ABSTRACT: Intensively managed agricultural lands are generally considered detrimental to native bees. Large production areas, pesticide use, and reduction of natural habitats are agricultural practices that remove favorable nesting sites and food resources required for diverse, abundant bee communities. Moreover, habitat remnants such as forests are often vulnerable to invasive species, especially along edge habitats between forests and agricultural fields. We studied the roles of local habitat characteristics in forest-crop edges and the surrounding land use and land cover in determining bee species diversity, composition and abundance in Midwestern agricultural landscapes. At the local scale, we predicted that forest edges with greater native floral resources and fewer invasive plants would support more diverse and abundant bee communities. At the landscape level, we predicted that greater areas or connectivity of natural (forest) or semi-natural (grassland and pasture) land cover would lead to greater bee diversity and abundance in forest edge habitats. We sampled the bee community, floral resources, tree species composition, soil texture, and invasive shrub density along 100 x 5-m edges of 12 forest fragments adjacent to corn and soybean agriculture in southern Ohio and Indiana. Mixed effects models containing these habitat variables were compared to those with area and connectivity of land use and land cover within the surrounding 500, 1000, 2500, and 5000-m radius buffers surrounding each forest to predict bee community metrics. Contrary to our hypothesis, invasive flowering shrub density explained 29% and 28% of the variation in bee species richness and abundance, respectively, despite its strong negative association with native floral availability. Land-use and land cover models may suggest important roles for neighboring natural and semi-natural habitats in supporting these forest edge bee communities, or may emphasize that supplemental floral resources of invasive shrubs can play a role in increasing bee diversity and abundance.

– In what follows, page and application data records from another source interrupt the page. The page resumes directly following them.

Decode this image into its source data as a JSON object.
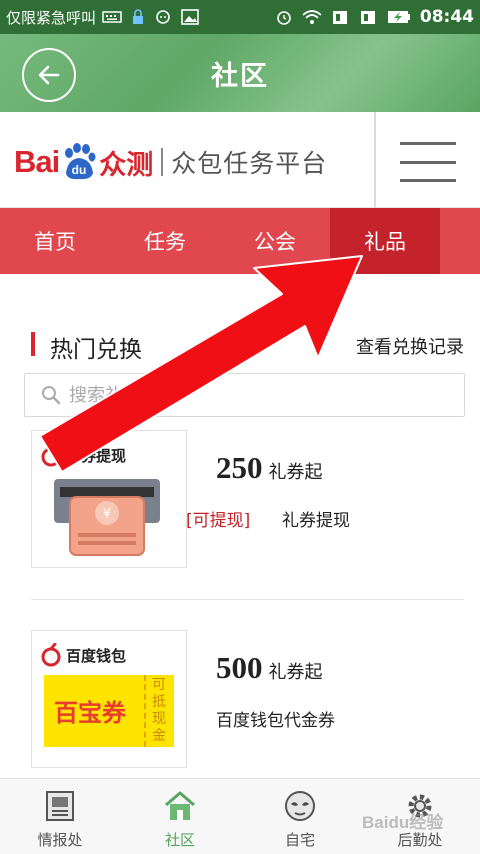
{
  "status_bar": {
    "left_text": "仅限紧急呼叫",
    "time": "08:44"
  },
  "header": {
    "title": "社区"
  },
  "brand": {
    "name_latin": "Bai",
    "name_du": "du",
    "name_cn": "众测",
    "slogan": "众包任务平台",
    "primary_color": "#d9262e"
  },
  "tabs": [
    {
      "label": "首页",
      "active": false
    },
    {
      "label": "任务",
      "active": false
    },
    {
      "label": "公会",
      "active": false
    },
    {
      "label": "礼品",
      "active": true
    }
  ],
  "section": {
    "title": "热门兑换",
    "record_link": "查看兑换记录"
  },
  "search": {
    "placeholder": "搜索礼品名称"
  },
  "gifts": [
    {
      "image_caption": "礼券提现",
      "price": "250",
      "price_unit": "礼券起",
      "tag": "[可提现]",
      "name": "礼券提现"
    },
    {
      "image_caption": "百度钱包",
      "image_ticket_text": "百宝券",
      "image_ticket_side": "可抵现金",
      "price": "500",
      "price_unit": "礼券起",
      "tag": "",
      "name": "百度钱包代金券"
    }
  ],
  "bottom_nav": [
    {
      "label": "情报处",
      "icon": "newspaper-icon",
      "active": false
    },
    {
      "label": "社区",
      "icon": "home-icon",
      "active": true
    },
    {
      "label": "自宅",
      "icon": "mask-icon",
      "active": false
    },
    {
      "label": "后勤处",
      "icon": "gear-icon",
      "active": false
    }
  ],
  "watermark": "Baidu经验",
  "theme": {
    "header_green": "#5fa866",
    "tab_red": "#e0474e",
    "tab_active_red": "#c4232b"
  }
}
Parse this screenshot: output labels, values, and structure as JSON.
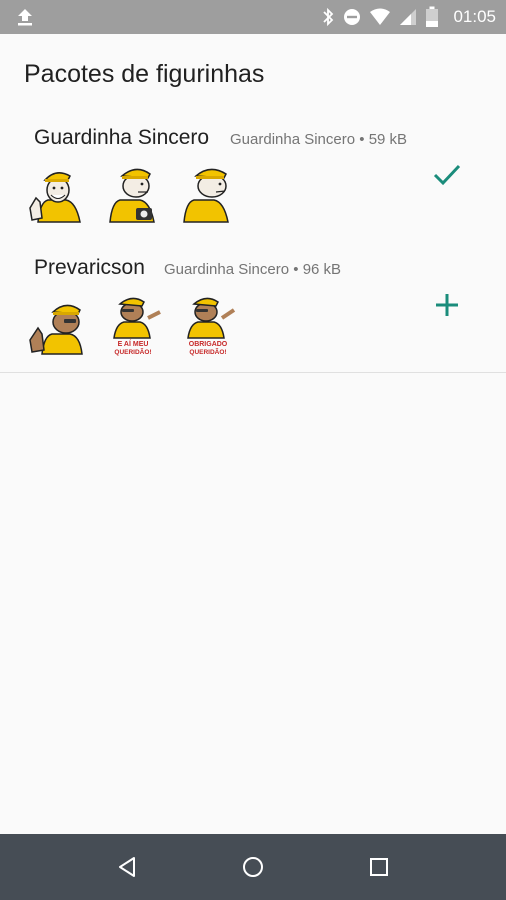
{
  "status_bar": {
    "time": "01:05",
    "icons": [
      "upload-icon",
      "bluetooth-icon",
      "do-not-disturb-icon",
      "wifi-icon",
      "signal-icon",
      "battery-icon"
    ]
  },
  "app": {
    "title": "Pacotes de figurinhas"
  },
  "packs": [
    {
      "name": "Guardinha Sincero",
      "publisher": "Guardinha Sincero",
      "separator": "•",
      "size": "59 kB",
      "action_icon": "check-icon",
      "sticker_count": 3
    },
    {
      "name": "Prevaricson",
      "publisher": "Guardinha Sincero",
      "separator": "•",
      "size": "96 kB",
      "action_icon": "add-icon",
      "sticker_count": 3,
      "sticker_texts": [
        "E AÍ MEU QUERIDÃO!",
        "OBRIGADO QUERIDÃO!"
      ]
    }
  ],
  "nav_bar": {
    "icons": [
      "back-icon",
      "home-icon",
      "recents-icon"
    ]
  },
  "colors": {
    "accent": "#1a8c7b",
    "status_bar": "#9e9e9e",
    "nav_bar": "#464d55",
    "sticker_yellow": "#f2c300"
  }
}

Wednesday April 11, 2018 11:30am - 11:45am CDT
LaSalle 2 (7th Floor)